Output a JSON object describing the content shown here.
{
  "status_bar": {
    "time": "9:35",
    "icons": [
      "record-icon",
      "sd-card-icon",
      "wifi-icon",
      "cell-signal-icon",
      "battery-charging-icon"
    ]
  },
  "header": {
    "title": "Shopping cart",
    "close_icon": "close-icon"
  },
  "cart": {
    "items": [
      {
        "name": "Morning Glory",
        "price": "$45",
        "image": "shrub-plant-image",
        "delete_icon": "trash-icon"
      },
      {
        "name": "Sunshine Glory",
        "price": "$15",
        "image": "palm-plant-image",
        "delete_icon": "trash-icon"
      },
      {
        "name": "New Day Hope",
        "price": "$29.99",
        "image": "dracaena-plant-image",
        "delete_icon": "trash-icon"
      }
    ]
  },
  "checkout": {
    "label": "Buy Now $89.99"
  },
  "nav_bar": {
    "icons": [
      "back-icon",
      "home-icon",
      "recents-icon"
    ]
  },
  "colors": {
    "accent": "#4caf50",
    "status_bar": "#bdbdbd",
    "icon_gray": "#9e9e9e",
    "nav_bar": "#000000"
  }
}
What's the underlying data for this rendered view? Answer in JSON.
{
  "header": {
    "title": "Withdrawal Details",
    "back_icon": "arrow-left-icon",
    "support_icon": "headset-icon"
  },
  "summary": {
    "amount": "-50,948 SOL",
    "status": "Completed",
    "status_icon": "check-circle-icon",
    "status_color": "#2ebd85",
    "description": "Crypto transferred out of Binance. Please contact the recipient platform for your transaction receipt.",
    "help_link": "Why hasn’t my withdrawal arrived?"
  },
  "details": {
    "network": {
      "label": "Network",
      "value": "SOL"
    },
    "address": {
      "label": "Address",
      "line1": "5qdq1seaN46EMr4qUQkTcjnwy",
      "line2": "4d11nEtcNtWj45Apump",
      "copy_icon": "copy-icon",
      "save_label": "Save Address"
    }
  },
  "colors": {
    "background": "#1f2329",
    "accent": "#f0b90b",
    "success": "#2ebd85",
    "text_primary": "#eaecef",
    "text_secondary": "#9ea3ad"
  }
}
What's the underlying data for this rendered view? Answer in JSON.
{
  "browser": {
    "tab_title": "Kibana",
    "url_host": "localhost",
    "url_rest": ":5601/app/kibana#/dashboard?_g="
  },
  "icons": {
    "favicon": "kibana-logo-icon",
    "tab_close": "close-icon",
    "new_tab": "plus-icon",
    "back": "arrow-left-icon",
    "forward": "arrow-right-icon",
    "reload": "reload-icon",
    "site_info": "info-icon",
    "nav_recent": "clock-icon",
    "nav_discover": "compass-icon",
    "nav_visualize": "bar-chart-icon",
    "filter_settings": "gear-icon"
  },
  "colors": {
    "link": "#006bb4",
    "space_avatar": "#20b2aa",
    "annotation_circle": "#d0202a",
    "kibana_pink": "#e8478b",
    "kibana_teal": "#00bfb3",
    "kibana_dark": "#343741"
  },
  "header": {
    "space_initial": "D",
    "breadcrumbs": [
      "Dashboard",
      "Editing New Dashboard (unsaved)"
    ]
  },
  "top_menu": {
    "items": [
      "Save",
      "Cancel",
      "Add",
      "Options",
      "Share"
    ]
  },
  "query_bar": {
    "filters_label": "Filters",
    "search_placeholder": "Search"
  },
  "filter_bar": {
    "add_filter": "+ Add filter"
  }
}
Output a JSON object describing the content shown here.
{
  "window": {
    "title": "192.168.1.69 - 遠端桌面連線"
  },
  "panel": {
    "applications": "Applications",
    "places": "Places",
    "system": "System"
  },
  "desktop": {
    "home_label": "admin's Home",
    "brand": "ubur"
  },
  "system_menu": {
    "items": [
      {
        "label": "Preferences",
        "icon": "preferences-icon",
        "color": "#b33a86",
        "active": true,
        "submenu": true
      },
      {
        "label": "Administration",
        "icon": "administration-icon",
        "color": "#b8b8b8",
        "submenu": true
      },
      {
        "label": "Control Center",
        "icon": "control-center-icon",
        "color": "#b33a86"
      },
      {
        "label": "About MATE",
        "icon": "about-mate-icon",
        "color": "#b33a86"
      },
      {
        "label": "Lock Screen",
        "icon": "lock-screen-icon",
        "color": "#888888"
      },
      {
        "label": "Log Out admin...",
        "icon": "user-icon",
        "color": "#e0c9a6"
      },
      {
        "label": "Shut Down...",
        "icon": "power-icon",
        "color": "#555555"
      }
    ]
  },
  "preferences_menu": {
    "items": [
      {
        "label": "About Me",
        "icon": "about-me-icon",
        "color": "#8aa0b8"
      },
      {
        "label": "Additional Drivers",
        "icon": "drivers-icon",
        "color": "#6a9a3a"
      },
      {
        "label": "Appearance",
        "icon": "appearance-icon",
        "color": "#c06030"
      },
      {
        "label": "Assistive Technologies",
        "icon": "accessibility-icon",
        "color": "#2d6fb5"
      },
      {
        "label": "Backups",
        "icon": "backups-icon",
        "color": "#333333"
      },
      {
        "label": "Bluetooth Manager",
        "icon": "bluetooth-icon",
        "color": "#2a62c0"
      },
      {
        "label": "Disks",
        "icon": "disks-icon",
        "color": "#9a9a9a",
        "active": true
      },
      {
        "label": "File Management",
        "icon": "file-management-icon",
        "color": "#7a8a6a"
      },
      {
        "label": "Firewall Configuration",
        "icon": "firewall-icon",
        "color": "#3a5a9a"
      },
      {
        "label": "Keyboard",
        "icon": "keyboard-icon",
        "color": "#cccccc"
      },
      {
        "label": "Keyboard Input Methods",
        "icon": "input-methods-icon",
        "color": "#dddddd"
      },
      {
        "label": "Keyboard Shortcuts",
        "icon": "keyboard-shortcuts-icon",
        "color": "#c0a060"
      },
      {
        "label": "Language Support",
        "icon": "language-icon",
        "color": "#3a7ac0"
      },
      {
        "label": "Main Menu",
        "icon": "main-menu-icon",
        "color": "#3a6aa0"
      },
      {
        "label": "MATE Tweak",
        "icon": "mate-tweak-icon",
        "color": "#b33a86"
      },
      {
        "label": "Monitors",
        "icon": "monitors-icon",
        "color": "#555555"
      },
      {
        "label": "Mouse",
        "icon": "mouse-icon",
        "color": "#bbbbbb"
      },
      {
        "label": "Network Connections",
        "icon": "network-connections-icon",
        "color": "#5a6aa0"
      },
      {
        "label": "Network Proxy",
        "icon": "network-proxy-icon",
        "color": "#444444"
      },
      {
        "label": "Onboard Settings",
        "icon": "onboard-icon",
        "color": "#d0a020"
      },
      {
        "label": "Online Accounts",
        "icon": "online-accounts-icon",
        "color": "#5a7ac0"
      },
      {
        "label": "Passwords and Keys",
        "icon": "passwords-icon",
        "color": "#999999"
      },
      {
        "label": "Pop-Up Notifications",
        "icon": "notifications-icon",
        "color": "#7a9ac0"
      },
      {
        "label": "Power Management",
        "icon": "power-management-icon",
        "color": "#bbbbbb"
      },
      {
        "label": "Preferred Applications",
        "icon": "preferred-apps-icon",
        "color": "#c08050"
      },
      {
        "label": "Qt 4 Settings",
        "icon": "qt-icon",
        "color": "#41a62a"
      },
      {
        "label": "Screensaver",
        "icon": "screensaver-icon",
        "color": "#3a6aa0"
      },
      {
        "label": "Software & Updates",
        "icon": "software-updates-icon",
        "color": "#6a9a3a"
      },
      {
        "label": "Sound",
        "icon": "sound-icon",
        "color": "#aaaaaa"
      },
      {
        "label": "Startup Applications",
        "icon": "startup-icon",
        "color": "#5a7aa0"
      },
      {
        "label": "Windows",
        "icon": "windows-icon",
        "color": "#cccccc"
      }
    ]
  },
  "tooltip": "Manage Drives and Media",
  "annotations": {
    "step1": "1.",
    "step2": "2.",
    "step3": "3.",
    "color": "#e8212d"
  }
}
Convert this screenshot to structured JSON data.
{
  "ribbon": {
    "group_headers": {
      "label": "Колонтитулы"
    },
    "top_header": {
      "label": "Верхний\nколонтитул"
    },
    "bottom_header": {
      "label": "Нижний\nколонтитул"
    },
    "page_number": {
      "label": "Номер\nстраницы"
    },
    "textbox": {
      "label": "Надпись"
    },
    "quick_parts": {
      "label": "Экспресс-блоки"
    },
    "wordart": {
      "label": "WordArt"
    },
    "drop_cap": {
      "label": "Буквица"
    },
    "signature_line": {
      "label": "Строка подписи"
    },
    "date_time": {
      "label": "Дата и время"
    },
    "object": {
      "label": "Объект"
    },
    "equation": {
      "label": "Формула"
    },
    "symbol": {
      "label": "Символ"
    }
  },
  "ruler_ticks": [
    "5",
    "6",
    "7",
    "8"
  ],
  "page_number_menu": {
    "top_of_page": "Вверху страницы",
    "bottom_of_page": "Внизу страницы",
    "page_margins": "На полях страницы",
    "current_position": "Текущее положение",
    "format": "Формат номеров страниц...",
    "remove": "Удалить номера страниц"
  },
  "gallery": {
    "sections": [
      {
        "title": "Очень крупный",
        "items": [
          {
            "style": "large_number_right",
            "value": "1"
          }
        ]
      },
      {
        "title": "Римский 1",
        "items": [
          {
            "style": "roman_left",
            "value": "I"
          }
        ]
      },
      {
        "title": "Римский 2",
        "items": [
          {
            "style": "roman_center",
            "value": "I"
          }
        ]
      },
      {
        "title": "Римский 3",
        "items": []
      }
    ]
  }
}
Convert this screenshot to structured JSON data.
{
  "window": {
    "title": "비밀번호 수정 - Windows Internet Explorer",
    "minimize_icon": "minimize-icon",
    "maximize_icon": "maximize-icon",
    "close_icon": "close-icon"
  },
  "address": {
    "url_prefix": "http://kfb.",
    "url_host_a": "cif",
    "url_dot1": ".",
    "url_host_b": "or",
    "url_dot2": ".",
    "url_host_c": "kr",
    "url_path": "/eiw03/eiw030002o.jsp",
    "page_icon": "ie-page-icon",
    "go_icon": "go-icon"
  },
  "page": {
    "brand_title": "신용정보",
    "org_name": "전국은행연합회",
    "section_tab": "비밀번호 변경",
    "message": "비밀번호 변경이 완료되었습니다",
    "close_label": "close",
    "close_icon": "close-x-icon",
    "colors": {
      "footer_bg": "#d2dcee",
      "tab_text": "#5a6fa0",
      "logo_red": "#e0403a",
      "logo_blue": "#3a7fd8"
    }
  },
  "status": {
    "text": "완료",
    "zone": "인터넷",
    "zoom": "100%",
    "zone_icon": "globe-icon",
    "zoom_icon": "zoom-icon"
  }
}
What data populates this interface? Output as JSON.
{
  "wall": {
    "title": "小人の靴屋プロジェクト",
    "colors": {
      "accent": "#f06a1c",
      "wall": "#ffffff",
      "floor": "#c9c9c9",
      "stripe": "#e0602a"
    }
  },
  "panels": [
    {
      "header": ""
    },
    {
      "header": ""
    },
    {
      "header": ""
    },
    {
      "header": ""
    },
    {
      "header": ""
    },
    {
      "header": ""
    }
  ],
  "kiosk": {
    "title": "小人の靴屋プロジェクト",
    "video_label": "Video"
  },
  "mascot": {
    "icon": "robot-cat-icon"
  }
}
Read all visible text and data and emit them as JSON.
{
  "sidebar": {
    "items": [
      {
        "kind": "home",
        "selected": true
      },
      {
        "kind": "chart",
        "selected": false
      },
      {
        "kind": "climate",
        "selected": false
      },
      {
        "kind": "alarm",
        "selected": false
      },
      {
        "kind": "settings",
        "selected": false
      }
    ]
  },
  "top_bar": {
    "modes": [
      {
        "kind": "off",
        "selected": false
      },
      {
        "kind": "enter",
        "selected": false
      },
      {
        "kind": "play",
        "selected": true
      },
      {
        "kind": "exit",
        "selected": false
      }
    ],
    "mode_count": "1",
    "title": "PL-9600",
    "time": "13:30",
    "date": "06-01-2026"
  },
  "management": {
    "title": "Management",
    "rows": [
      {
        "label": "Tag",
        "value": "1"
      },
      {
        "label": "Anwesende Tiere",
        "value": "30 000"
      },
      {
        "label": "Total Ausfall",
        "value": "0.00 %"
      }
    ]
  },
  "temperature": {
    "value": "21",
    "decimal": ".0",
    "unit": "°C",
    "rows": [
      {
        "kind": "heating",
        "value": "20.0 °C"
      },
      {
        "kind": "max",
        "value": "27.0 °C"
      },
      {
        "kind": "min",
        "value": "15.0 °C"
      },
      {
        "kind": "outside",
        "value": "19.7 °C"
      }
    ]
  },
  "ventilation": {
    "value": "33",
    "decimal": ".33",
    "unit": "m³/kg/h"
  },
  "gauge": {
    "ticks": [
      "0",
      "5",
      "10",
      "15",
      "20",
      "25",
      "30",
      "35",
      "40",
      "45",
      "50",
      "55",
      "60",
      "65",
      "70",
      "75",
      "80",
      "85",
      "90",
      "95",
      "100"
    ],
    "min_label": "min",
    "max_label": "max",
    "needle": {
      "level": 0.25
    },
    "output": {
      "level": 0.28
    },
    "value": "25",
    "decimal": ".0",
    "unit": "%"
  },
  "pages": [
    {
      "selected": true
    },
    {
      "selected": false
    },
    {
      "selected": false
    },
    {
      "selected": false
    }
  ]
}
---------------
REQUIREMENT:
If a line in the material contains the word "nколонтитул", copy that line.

FINAL ANSWER:
      "label": "Верхний\nколонтитул"
      "label": "Нижний\nколонтитул"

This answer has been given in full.